◆ Work request: Search the entries for the word "data". Copy every line where it turns up.

Start of Block

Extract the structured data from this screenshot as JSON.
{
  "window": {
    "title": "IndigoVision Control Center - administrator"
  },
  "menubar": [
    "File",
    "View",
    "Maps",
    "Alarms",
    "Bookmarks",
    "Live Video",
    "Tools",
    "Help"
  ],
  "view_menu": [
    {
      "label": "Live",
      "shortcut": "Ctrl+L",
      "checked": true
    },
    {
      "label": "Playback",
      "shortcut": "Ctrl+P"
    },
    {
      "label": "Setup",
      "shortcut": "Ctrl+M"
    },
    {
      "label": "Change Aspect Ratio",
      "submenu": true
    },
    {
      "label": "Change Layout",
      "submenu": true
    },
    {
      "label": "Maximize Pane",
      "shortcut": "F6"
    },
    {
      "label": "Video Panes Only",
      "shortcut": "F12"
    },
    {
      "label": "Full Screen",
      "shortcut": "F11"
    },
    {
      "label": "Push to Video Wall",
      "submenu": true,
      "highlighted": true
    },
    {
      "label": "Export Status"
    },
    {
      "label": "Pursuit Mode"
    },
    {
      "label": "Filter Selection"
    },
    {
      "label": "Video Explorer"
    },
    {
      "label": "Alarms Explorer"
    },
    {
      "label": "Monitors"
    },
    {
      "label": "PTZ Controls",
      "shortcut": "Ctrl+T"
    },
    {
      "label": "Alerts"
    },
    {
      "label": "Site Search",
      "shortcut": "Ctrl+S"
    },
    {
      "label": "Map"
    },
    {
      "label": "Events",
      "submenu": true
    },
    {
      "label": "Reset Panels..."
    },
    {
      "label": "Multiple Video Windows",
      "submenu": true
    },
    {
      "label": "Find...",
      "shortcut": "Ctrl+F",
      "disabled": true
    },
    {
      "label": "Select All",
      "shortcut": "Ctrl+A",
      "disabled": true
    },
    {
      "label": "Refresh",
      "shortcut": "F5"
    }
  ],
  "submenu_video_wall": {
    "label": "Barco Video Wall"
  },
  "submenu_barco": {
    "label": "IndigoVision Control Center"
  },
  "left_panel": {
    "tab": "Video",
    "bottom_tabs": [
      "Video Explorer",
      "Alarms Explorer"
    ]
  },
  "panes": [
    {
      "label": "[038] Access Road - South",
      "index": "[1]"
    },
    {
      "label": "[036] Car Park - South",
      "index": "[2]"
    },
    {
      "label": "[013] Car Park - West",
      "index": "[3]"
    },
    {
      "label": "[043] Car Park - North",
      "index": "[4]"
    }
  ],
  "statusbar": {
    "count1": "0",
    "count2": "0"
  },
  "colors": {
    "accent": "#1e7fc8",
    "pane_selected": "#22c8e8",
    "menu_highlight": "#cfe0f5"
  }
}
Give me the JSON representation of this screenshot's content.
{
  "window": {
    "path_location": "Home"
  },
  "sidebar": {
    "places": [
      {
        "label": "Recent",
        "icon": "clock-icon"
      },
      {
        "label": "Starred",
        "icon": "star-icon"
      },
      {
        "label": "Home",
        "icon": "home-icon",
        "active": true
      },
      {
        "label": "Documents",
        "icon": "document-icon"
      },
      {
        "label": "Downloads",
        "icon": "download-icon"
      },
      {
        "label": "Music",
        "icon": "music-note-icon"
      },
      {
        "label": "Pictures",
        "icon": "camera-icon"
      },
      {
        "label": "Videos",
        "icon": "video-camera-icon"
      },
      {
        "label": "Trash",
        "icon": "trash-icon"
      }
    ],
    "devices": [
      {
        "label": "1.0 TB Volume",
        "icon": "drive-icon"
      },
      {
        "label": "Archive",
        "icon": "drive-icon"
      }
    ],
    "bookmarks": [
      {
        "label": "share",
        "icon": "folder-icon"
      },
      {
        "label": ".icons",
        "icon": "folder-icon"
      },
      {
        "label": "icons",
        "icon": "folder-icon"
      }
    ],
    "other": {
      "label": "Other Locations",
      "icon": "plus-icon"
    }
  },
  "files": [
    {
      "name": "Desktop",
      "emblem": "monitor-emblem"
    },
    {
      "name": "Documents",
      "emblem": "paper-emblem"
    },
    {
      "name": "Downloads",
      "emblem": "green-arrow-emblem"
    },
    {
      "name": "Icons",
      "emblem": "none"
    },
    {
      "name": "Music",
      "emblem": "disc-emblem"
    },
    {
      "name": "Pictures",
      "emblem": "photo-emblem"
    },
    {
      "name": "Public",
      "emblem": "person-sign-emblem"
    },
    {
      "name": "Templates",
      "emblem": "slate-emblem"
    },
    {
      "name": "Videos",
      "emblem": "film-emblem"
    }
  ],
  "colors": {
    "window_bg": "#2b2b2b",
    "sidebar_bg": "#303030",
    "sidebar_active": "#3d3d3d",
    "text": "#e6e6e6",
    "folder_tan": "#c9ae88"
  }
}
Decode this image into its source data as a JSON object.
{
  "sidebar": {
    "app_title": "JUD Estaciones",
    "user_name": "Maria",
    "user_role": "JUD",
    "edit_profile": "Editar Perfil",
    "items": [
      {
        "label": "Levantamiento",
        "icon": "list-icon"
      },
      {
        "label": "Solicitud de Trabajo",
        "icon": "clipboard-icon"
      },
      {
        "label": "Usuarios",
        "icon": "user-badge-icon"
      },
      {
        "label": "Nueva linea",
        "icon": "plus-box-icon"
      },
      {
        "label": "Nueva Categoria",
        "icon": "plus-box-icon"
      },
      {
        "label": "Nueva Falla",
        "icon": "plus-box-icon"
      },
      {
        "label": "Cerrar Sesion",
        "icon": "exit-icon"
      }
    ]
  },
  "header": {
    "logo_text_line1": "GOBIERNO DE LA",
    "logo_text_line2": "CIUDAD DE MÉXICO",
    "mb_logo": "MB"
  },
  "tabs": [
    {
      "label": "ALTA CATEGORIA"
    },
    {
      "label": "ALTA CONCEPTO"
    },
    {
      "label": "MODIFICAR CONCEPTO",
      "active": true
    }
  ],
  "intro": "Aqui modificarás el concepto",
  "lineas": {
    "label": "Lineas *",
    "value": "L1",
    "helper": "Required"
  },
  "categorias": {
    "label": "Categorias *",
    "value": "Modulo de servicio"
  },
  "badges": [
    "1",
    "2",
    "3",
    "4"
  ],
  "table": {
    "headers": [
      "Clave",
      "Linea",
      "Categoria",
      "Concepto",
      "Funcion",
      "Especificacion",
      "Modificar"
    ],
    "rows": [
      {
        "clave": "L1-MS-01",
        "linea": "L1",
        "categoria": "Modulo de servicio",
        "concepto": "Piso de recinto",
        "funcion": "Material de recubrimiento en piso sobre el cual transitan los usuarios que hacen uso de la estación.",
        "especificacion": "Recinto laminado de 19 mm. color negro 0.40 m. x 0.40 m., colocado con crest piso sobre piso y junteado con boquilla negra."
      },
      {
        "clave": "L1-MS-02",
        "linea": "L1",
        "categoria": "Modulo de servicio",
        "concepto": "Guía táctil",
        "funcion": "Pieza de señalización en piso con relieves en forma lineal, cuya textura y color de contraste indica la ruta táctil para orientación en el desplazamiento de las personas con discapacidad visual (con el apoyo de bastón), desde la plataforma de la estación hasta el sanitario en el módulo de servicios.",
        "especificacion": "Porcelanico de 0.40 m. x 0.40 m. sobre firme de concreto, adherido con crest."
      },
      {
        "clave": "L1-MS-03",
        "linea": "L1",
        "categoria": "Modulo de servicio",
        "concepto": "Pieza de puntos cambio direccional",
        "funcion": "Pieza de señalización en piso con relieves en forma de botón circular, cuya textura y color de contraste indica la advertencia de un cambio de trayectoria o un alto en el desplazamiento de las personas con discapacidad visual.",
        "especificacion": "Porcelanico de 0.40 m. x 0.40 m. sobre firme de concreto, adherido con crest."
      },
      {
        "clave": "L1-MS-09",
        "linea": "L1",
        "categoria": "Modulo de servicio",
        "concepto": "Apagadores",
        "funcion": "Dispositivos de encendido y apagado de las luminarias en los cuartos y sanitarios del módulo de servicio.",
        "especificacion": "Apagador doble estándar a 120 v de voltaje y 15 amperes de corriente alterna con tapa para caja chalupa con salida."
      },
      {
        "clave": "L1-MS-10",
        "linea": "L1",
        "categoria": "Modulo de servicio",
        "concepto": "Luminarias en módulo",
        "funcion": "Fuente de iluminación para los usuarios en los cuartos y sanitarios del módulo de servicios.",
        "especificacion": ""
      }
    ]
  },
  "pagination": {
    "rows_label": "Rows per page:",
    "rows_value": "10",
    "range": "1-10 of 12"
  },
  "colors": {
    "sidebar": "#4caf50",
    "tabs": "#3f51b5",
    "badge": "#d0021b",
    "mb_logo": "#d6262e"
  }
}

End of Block

◆ Written answer:
Extract the structured data from this screenshot as JSON.
Decode this image into its source data as a JSON object.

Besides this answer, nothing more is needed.